The Presenters Dolan present "Emily Bergl: Until The Real Thing Comes Along" Thursday through Saturday, March 13-15, at 8 PM as part of the Gaslight Cabaret Festival. Most widely known for her roles on television and in film—as Rachel in "The Rage: Carrie 2," Beth on "Desperate Housewives" and now on "Shameless—as well as for her extensive work on Broadway and Off, Emily Bergl burst onto the cabaret scene just two years ago, garnering raves.
Some of you may remember Connie Fairchild and the local band that bore her surname from the 80s and 90s. Performing a mix of R&B, rock, and jazz—today they'd probably call it "roots music"—the band won awards and fans locally.
I've always maintained that actors in general and musical theatre actors in particular have something of a head start when it comes to cabaret. They already know how to give meaning to a lyric and how to connect with an audience. As evidence, I offer up Ken Page's "Old, New, Borrowed, and Blue," which kicked off The Presenters Dolan's Gaslight Cabaret Festival on February 20 and 21.
We’re well accustomed to St. Louis-born artists returning home for a performance. I look forward every year to Jeremy Davenport’s show at The Bistro at Grand Center on Thanksgiving weekend. Angela Shultz, Craig Pomranz and Lennie Watts are always warmly received and we pick up with them where they left off from their last visit.
The Repertory Theatre of St Louis opens its forty-seventh season with a BANG! Director/Choreographer Marcia Milgrom Dodge has brought us a lovely gift in the form of a new production of the venerable "Cabaret".

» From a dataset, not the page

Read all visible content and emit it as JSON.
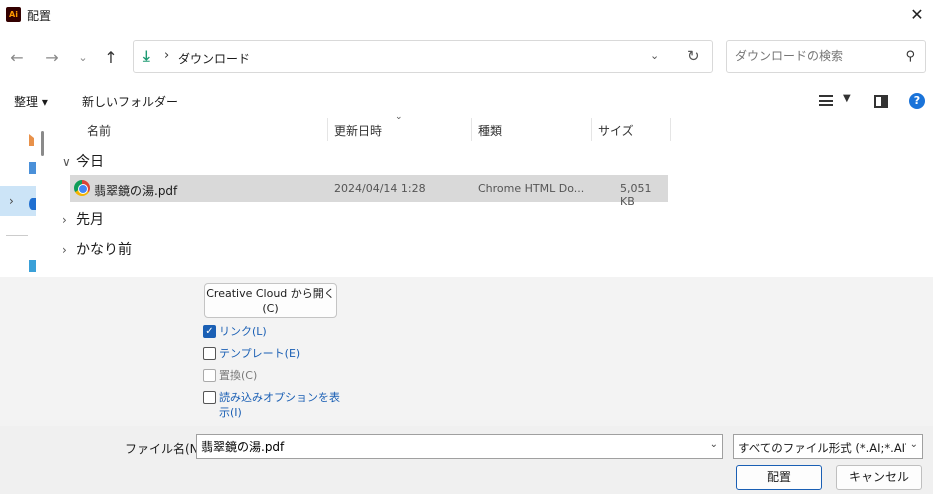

You’d think the St. Lou Fringe Festival would be fertile ground for a cabaret act. The venues are small, the shows are required to be under an hour, and you need to be able to pack up and move your act quickly. It all seems ideally suited to the cabaret format, and yet to the best of my knowledge the closest thing to a cabaret performance this weekend is Christy Strickland’s entertaining “Live at Satori” show.
Once upon a time, there were a couple of white chicks named Alice Kinsella and Debra Sharn. They liked to sit around. And sing, now and then.
About half-way through Craig Rubano’s thoughtful, innovative, and surprisingly profound new show We Can Be Kind, my wife passed me a note which read “Wouldn’t it be lovely if religion were to evoke a similar response in everyone who found it?” That’s not a typical reaction to cabaret, but then one of the many strengths of We Can be Kind is that it isn’t typical cabaret.
Before he even sang a note, it was already clear from Craig Pomranz’s publicity material that he had both a reputation as a technically strong singer and a self-deprecating sense of humor. Anybody who sells t-shirts with the phrase “I Spent the Night With Craig” can’t be too stuffy, after all.